Visit by Olaf Scholz to the Alexander Haus in Groß Glienicke: Historical site to become a centre for forward-looking interreligious dialogue among future European leaders
Groß Glienicke, 14 August 2023 – German Chancellor Olaf Scholz visited the Alexander Haus in Groß Glienicke today. ‘Important, meaningful, and absolutely worthy of support’, said the Chancellor, summarising his impression of the Alexander Haus.
The Alexander Haus in Groß Glienicke stands for the history of one place, but also symbolically for the history of Germany. As the summer home of the Alexander family, it was the ‘heart and soul’ (Elsie Alexander) of the Jewish family who had to flee Germany in 1936, while it became a site emblematic of the division of Germany following the construction of the Berlin Wall. In collaboration with the local community as well as with regional, national, and European partners, the Alexander Haus is being developed as a unique venue for remembrance, learning, and discourse through interreligious-worldview dialogue. Olaf Scholz was visibly impressed by the plans for a seminar house, designed by the prominent international architect David Chipperfield, which will serve as a centre for European interreligious-worldview dialogue.
During his visit, Olaf Scholz engaged in intensive discussions with young European leaders who are passionately committed to advancing interreligious-worldview dialogue. They discussed the necessity of open exchange for better understanding the diversity of religious faiths and secular worldviews and for working together on solutions to global challenges.
‘Places like the Alexander Haus play a special role in the success of our work,’ said DialoguePerspectives board member Hannan Salamat, who continued: ‘Shaping the future requires safe spaces that can become brave spaces. And that is the vision of the Alexander Haus.’
‘It is a particular pleasure for the State of Brandenburg to be involved in the success of the Alexander Haus, a site that brings together history, present, and future in a unique way,’ added Manja Schüle, Minister for Science, Research, and Culture in Brandenburg.
Thomas Harding, a descendant of the Alexander family, emphasised the meaning of the Alexander Haus for an open and tolerant society in his address: ‘The Alexander Haus can be a trailblazing platform that brings together people from across Europe. I am impressed by the energy and engagement of the people who have come together here to create a space for a fruitful and respectful dialogue.’

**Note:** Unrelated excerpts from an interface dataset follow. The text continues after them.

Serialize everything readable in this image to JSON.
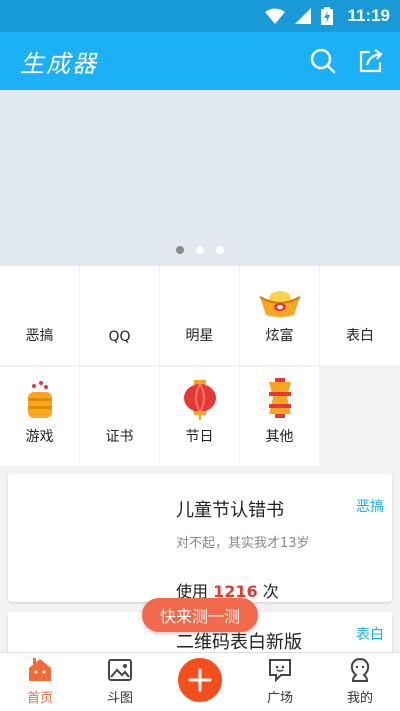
{
  "status_bar": {
    "time": "11:19"
  },
  "app_bar": {
    "title": "生成器",
    "search_icon": "search-icon",
    "share_icon": "share-icon"
  },
  "banner": {
    "dots": 3,
    "active_dot": 1
  },
  "grid": {
    "items": [
      {
        "label": "恶搞",
        "icon": ""
      },
      {
        "label": "QQ",
        "icon": ""
      },
      {
        "label": "明星",
        "icon": ""
      },
      {
        "label": "炫富",
        "icon": "gold-ingot-icon"
      },
      {
        "label": "表白",
        "icon": ""
      },
      {
        "label": "游戏",
        "icon": "game-stack-icon"
      },
      {
        "label": "证书",
        "icon": ""
      },
      {
        "label": "节日",
        "icon": "lantern-icon"
      },
      {
        "label": "其他",
        "icon": "yellow-lantern-icon"
      }
    ]
  },
  "cards": [
    {
      "title": "儿童节认错书",
      "subtitle": "对不起，其实我才13岁",
      "usage_prefix": "使用 ",
      "usage_count": "1216",
      "usage_suffix": " 次",
      "tag": "恶搞"
    },
    {
      "title": "二维码表白新版",
      "tag": "表白"
    }
  ],
  "float_button": {
    "label": "快来测一测"
  },
  "tabbar": {
    "items": [
      {
        "label": "首页",
        "icon": "home-icon",
        "active": true
      },
      {
        "label": "斗图",
        "icon": "image-icon",
        "active": false
      },
      {
        "label": "",
        "icon": "add-icon",
        "active": false
      },
      {
        "label": "广场",
        "icon": "chat-icon",
        "active": false
      },
      {
        "label": "我的",
        "icon": "person-icon",
        "active": false
      }
    ]
  },
  "colors": {
    "status": "#189ad8",
    "appbar": "#1cb0f6",
    "accent": "#f26b3a",
    "usage_count": "#e03c31"
  }
}
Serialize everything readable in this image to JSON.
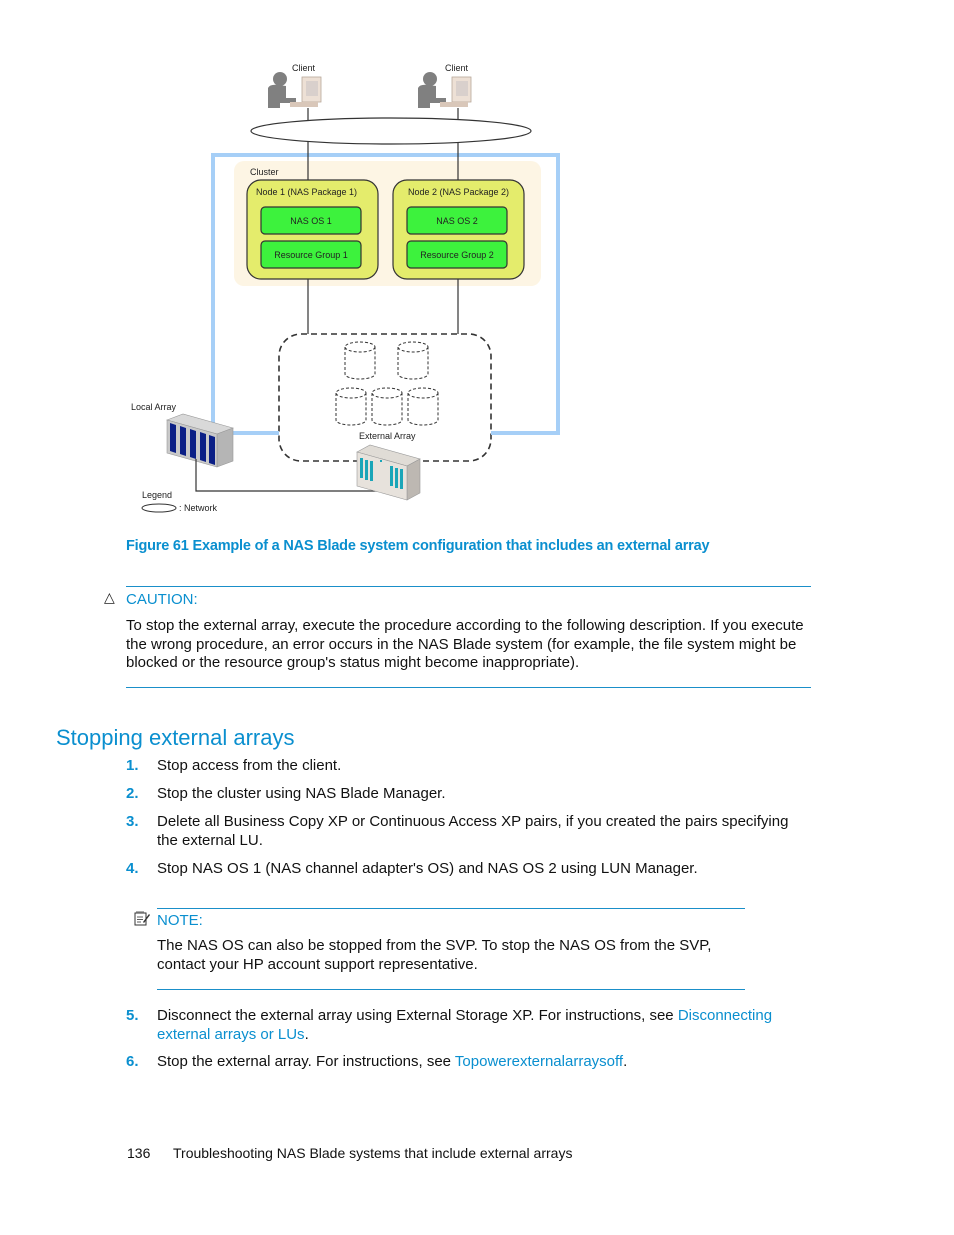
{
  "diagram": {
    "client_labels": [
      "Client",
      "Client"
    ],
    "cluster_label": "Cluster",
    "nodes": [
      {
        "label": "Node 1 (NAS Package 1)",
        "os": "NAS OS 1",
        "resource_group": "Resource Group 1"
      },
      {
        "label": "Node 2 (NAS Package 2)",
        "os": "NAS OS 2",
        "resource_group": "Resource Group 2"
      }
    ],
    "local_array_label": "Local Array",
    "external_array_label": "External Array",
    "legend_title": "Legend",
    "legend_network": ": Network",
    "colors": {
      "cluster_bg": "#fdf5e4",
      "node_fill": "#e4ec6c",
      "inner_fill": "#3df23d",
      "outer_frame": "#a6cff7",
      "array_blue": "#0b1f86",
      "array_teal": "#1aa5b8"
    }
  },
  "figure": {
    "caption": "Figure 61 Example of a NAS Blade system configuration that includes an external array"
  },
  "caution": {
    "icon": "warning-triangle-icon",
    "label": "CAUTION:",
    "text": "To stop the external array, execute the procedure according to the following description. If you execute the wrong procedure, an error occurs in the NAS Blade system (for example, the file system might be blocked or the resource group's status might become inappropriate)."
  },
  "section": {
    "title": "Stopping external arrays",
    "steps": [
      {
        "num": "1.",
        "text": "Stop access from the client."
      },
      {
        "num": "2.",
        "text": "Stop the cluster using NAS Blade Manager."
      },
      {
        "num": "3.",
        "text": "Delete all Business Copy XP or Continuous Access XP pairs, if you created the pairs specifying the external LU."
      },
      {
        "num": "4.",
        "text": "Stop NAS OS 1 (NAS channel adapter's OS) and NAS OS 2 using LUN Manager."
      },
      {
        "num": "5.",
        "text": "Disconnect the external array using External Storage XP. For instructions, see ",
        "link": "Disconnecting external arrays or LUs",
        "after": "."
      },
      {
        "num": "6.",
        "text": "Stop the external array. For instructions, see ",
        "link": "Topowerexternalarraysoff",
        "after": "."
      }
    ]
  },
  "note": {
    "icon": "note-pad-icon",
    "label": "NOTE:",
    "text": "The NAS OS can also be stopped from the SVP. To stop the NAS OS from the SVP, contact your HP account support representative."
  },
  "footer": {
    "page_number": "136",
    "title": "Troubleshooting NAS Blade systems that include external arrays"
  }
}
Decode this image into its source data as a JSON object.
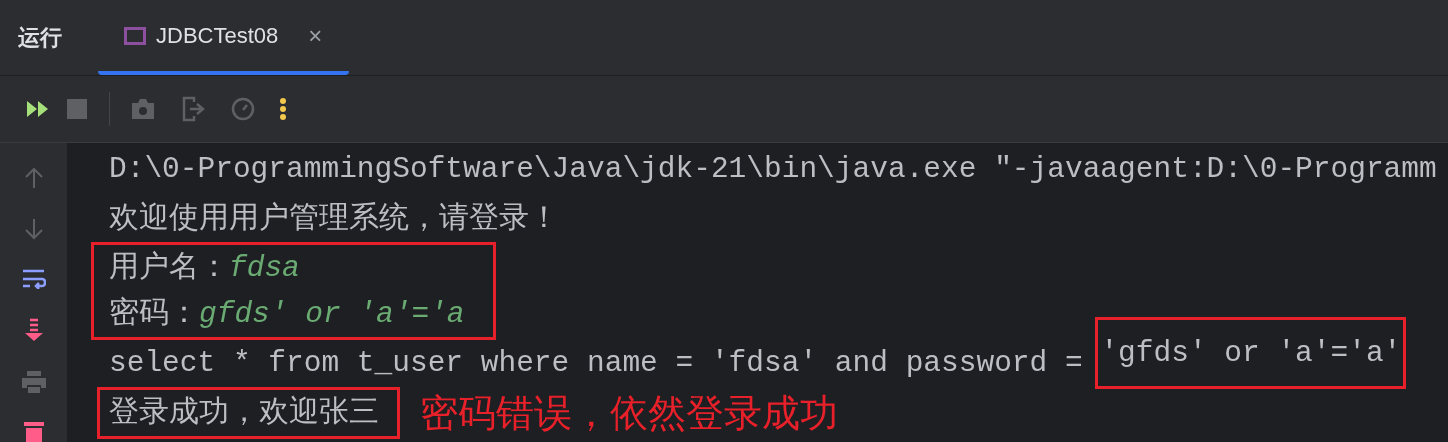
{
  "panel": {
    "title": "运行"
  },
  "tabs": [
    {
      "label": "JDBCTest08",
      "selected": true,
      "close": "×"
    }
  ],
  "console": {
    "lines": [
      {
        "kind": "plain",
        "text": "D:\\0-ProgrammingSoftware\\Java\\jdk-21\\bin\\java.exe \"-javaagent:D:\\0-Programm"
      },
      {
        "kind": "plain",
        "text": "欢迎使用用户管理系统，请登录！"
      },
      {
        "kind": "boxed_inputs",
        "lines": [
          {
            "label": "用户名：",
            "input": "fdsa"
          },
          {
            "label": "密码：",
            "input": "gfds' or 'a'='a"
          }
        ]
      },
      {
        "kind": "sql",
        "text": "select * from t_user where name = 'fdsa' and password = ",
        "boxed": "'gfds' or 'a'='a'"
      },
      {
        "kind": "result",
        "text": "登录成功，欢迎张三",
        "note": "密码错误，依然登录成功"
      }
    ]
  }
}
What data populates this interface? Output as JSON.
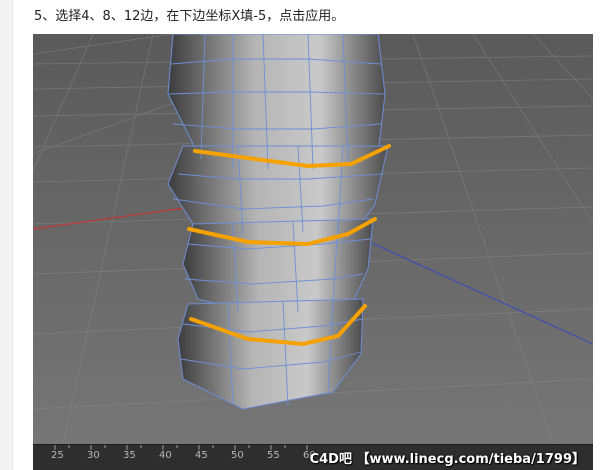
{
  "instruction": {
    "text": "5、选择4、8、12边，在下边坐标X填-5，点击应用。"
  },
  "viewport": {
    "highlight_color": "#f5a200",
    "mesh_color": "#6d8fd6"
  },
  "ruler": {
    "labels": [
      "25",
      "30",
      "35",
      "40",
      "45",
      "50",
      "55",
      "60"
    ]
  },
  "watermark": {
    "text": "C4D吧 【www.linecg.com/tieba/1799】"
  }
}
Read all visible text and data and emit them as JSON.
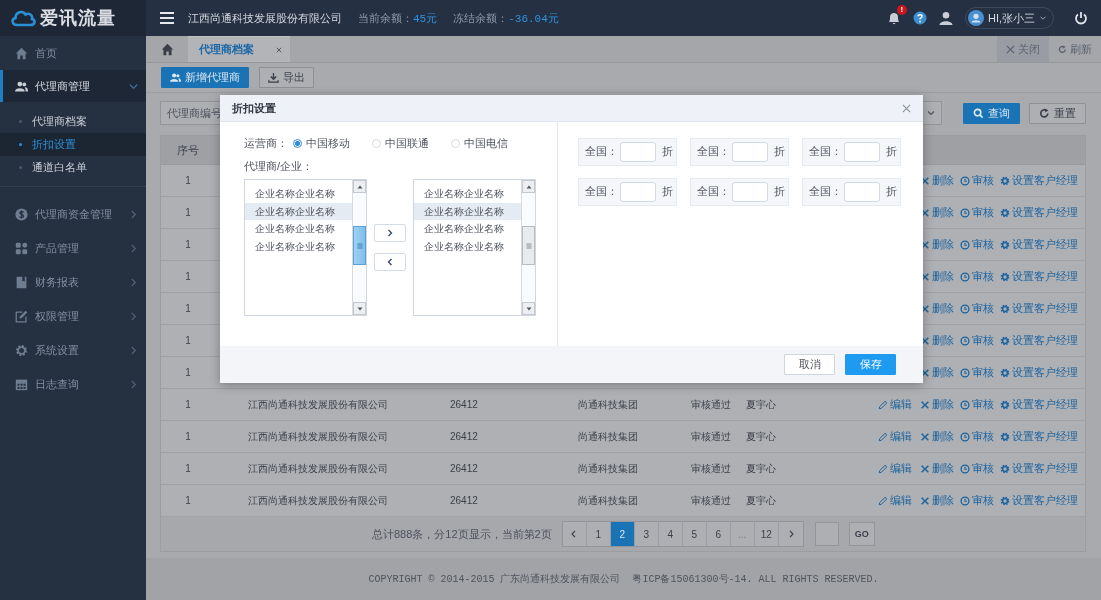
{
  "app": {
    "logo": "爱讯流量"
  },
  "sidebar": {
    "items": [
      {
        "kind": "link",
        "label": "首页",
        "selected": false
      },
      {
        "kind": "group",
        "label": "代理商管理",
        "selected": true,
        "expanded": true,
        "children": [
          {
            "label": "代理商档案",
            "selected": false
          },
          {
            "label": "折扣设置",
            "selected": true
          },
          {
            "label": "通道白名单",
            "selected": false
          }
        ]
      },
      {
        "kind": "group",
        "label": "代理商资金管理",
        "selected": false,
        "expanded": false
      },
      {
        "kind": "group",
        "label": "产品管理",
        "selected": false,
        "expanded": false
      },
      {
        "kind": "group",
        "label": "财务报表",
        "selected": false,
        "expanded": false
      },
      {
        "kind": "group",
        "label": "权限管理",
        "selected": false,
        "expanded": false
      },
      {
        "kind": "group",
        "label": "系统设置",
        "selected": false,
        "expanded": false
      },
      {
        "kind": "group",
        "label": "日志查询",
        "selected": false,
        "expanded": false
      }
    ]
  },
  "topbar": {
    "company": "江西尚通科技发展股份有限公司",
    "balances": [
      {
        "label": "当前余额：",
        "value": "45元"
      },
      {
        "label": "冻结余额：",
        "value": "-36.04元"
      }
    ],
    "notification_badge": "!",
    "user": "HI,张小三"
  },
  "tabs": {
    "items": [
      {
        "label": "代理商档案",
        "selected": true
      }
    ],
    "actions": [
      {
        "kind": "close",
        "label": "关闭"
      },
      {
        "kind": "refresh",
        "label": "刷新"
      }
    ]
  },
  "toolbar": [
    {
      "kind": "add",
      "label": "新增代理商"
    },
    {
      "kind": "export",
      "label": "导出"
    }
  ],
  "search": {
    "placeholder": "代理商编号",
    "buttons": [
      {
        "kind": "query",
        "label": "查询"
      },
      {
        "kind": "reset",
        "label": "重置"
      }
    ]
  },
  "table": {
    "columns": [
      "序号"
    ],
    "rows": [
      {
        "cells": [
          "1"
        ],
        "actions": [
          {
            "kind": "delete",
            "label": "删除"
          },
          {
            "kind": "audit",
            "label": "审核"
          },
          {
            "kind": "manager",
            "label": "设置客户经理"
          }
        ]
      },
      {
        "cells": [
          "1"
        ],
        "actions": [
          {
            "kind": "delete",
            "label": "删除"
          },
          {
            "kind": "audit",
            "label": "审核"
          },
          {
            "kind": "manager",
            "label": "设置客户经理"
          }
        ]
      },
      {
        "cells": [
          "1"
        ],
        "actions": [
          {
            "kind": "delete",
            "label": "删除"
          },
          {
            "kind": "audit",
            "label": "审核"
          },
          {
            "kind": "manager",
            "label": "设置客户经理"
          }
        ]
      },
      {
        "cells": [
          "1"
        ],
        "actions": [
          {
            "kind": "delete",
            "label": "删除"
          },
          {
            "kind": "audit",
            "label": "审核"
          },
          {
            "kind": "manager",
            "label": "设置客户经理"
          }
        ]
      },
      {
        "cells": [
          "1"
        ],
        "actions": [
          {
            "kind": "delete",
            "label": "删除"
          },
          {
            "kind": "audit",
            "label": "审核"
          },
          {
            "kind": "manager",
            "label": "设置客户经理"
          }
        ]
      },
      {
        "cells": [
          "1"
        ],
        "actions": [
          {
            "kind": "delete",
            "label": "删除"
          },
          {
            "kind": "audit",
            "label": "审核"
          },
          {
            "kind": "manager",
            "label": "设置客户经理"
          }
        ]
      },
      {
        "cells": [
          "1"
        ],
        "actions": [
          {
            "kind": "delete",
            "label": "删除"
          },
          {
            "kind": "audit",
            "label": "审核"
          },
          {
            "kind": "manager",
            "label": "设置客户经理"
          }
        ]
      },
      {
        "cells": [
          "1",
          "江西尚通科技发展股份有限公司",
          "26412",
          "尚通科技集团",
          "审核通过",
          "夏宇心"
        ],
        "actions": [
          {
            "kind": "edit",
            "label": "编辑"
          },
          {
            "kind": "delete",
            "label": "删除"
          },
          {
            "kind": "audit",
            "label": "审核"
          },
          {
            "kind": "manager",
            "label": "设置客户经理"
          }
        ]
      },
      {
        "cells": [
          "1",
          "江西尚通科技发展股份有限公司",
          "26412",
          "尚通科技集团",
          "审核通过",
          "夏宇心"
        ],
        "actions": [
          {
            "kind": "edit",
            "label": "编辑"
          },
          {
            "kind": "delete",
            "label": "删除"
          },
          {
            "kind": "audit",
            "label": "审核"
          },
          {
            "kind": "manager",
            "label": "设置客户经理"
          }
        ]
      },
      {
        "cells": [
          "1",
          "江西尚通科技发展股份有限公司",
          "26412",
          "尚通科技集团",
          "审核通过",
          "夏宇心"
        ],
        "actions": [
          {
            "kind": "edit",
            "label": "编辑"
          },
          {
            "kind": "delete",
            "label": "删除"
          },
          {
            "kind": "audit",
            "label": "审核"
          },
          {
            "kind": "manager",
            "label": "设置客户经理"
          }
        ]
      },
      {
        "cells": [
          "1",
          "江西尚通科技发展股份有限公司",
          "26412",
          "尚通科技集团",
          "审核通过",
          "夏宇心"
        ],
        "actions": [
          {
            "kind": "edit",
            "label": "编辑"
          },
          {
            "kind": "delete",
            "label": "删除"
          },
          {
            "kind": "audit",
            "label": "审核"
          },
          {
            "kind": "manager",
            "label": "设置客户经理"
          }
        ]
      }
    ]
  },
  "pagination": {
    "summary": "总计888条，分12页显示，当前第2页",
    "pages": [
      {
        "label": "1",
        "selected": false,
        "disabled": false
      },
      {
        "label": "2",
        "selected": true,
        "disabled": false
      },
      {
        "label": "3",
        "selected": false,
        "disabled": false
      },
      {
        "label": "4",
        "selected": false,
        "disabled": false
      },
      {
        "label": "5",
        "selected": false,
        "disabled": false
      },
      {
        "label": "6",
        "selected": false,
        "disabled": false
      },
      {
        "label": "...",
        "selected": false,
        "disabled": true
      },
      {
        "label": "12",
        "selected": false,
        "disabled": false
      }
    ],
    "go": "GO"
  },
  "footer": "COPYRIGHT © 2014-2015 广东尚通科技发展有限公司  粤ICP备15061300号-14. ALL RIGHTS RESERVED.",
  "dialog": {
    "title": "折扣设置",
    "operator_label": "运营商：",
    "operators": [
      {
        "label": "中国移动",
        "selected": true
      },
      {
        "label": "中国联通",
        "selected": false
      },
      {
        "label": "中国电信",
        "selected": false
      }
    ],
    "list_label": "代理商/企业：",
    "left_list": [
      {
        "label": "企业名称企业名称",
        "selected": false
      },
      {
        "label": "企业名称企业名称",
        "selected": true
      },
      {
        "label": "企业名称企业名称",
        "selected": false
      },
      {
        "label": "企业名称企业名称",
        "selected": false
      }
    ],
    "right_list": [
      {
        "label": "企业名称企业名称",
        "selected": false
      },
      {
        "label": "企业名称企业名称",
        "selected": true
      },
      {
        "label": "企业名称企业名称",
        "selected": false
      },
      {
        "label": "企业名称企业名称",
        "selected": false
      }
    ],
    "discounts": [
      {
        "label": "全国：",
        "suffix": "折"
      },
      {
        "label": "全国：",
        "suffix": "折"
      },
      {
        "label": "全国：",
        "suffix": "折"
      },
      {
        "label": "全国：",
        "suffix": "折"
      },
      {
        "label": "全国：",
        "suffix": "折"
      },
      {
        "label": "全国：",
        "suffix": "折"
      }
    ],
    "buttons": [
      {
        "kind": "cancel",
        "label": "取消"
      },
      {
        "kind": "save",
        "label": "保存"
      }
    ]
  }
}
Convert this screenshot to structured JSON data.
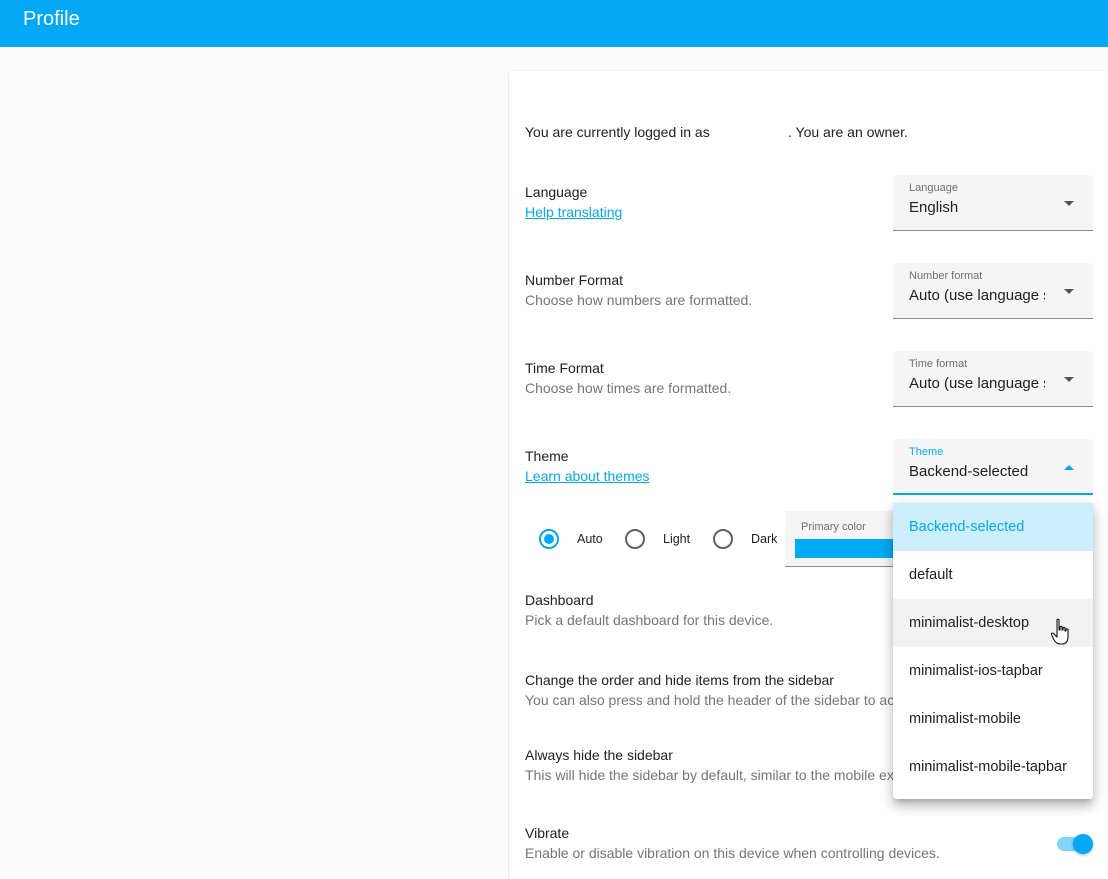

About the Alexander Haus:
The Alexander Haus was built in 1927 as a summer home for the Alexander family of Berlin. After the Jewish family were forced to flee from the Nazis to England in 1936, the house was occupied by Will Meisel, a publisher and member of the Nazi Party, until 1952. At different points between 1953 and 2003, several families lived there at the same time, while the house was separated from the lake in 1961 by the construction of the Berlin Wall right through the site. The house was unoccupied from 2003, after which it decayed due to vacancy and vandalism. The British journalist and author Thomas Harding (‘The House by the Lake’), grandson of Alfred Alexander, began to research the history of the house in 2013, founding the Alexander Haus e.V. with a number of engaged citizens from Groß Glienicke.
The Alexander Haus was awarded the German Prize for Historical Preservation (Deutscher Preis für Denkmalschutz) in 2023.
˝I attended several academic conferences on interreligious dialogue in the past, but I've never found a group like the one of DialoguePerspectives, that perfectly matches secularism with religions.
Eleonora, DialoguePerspectives participant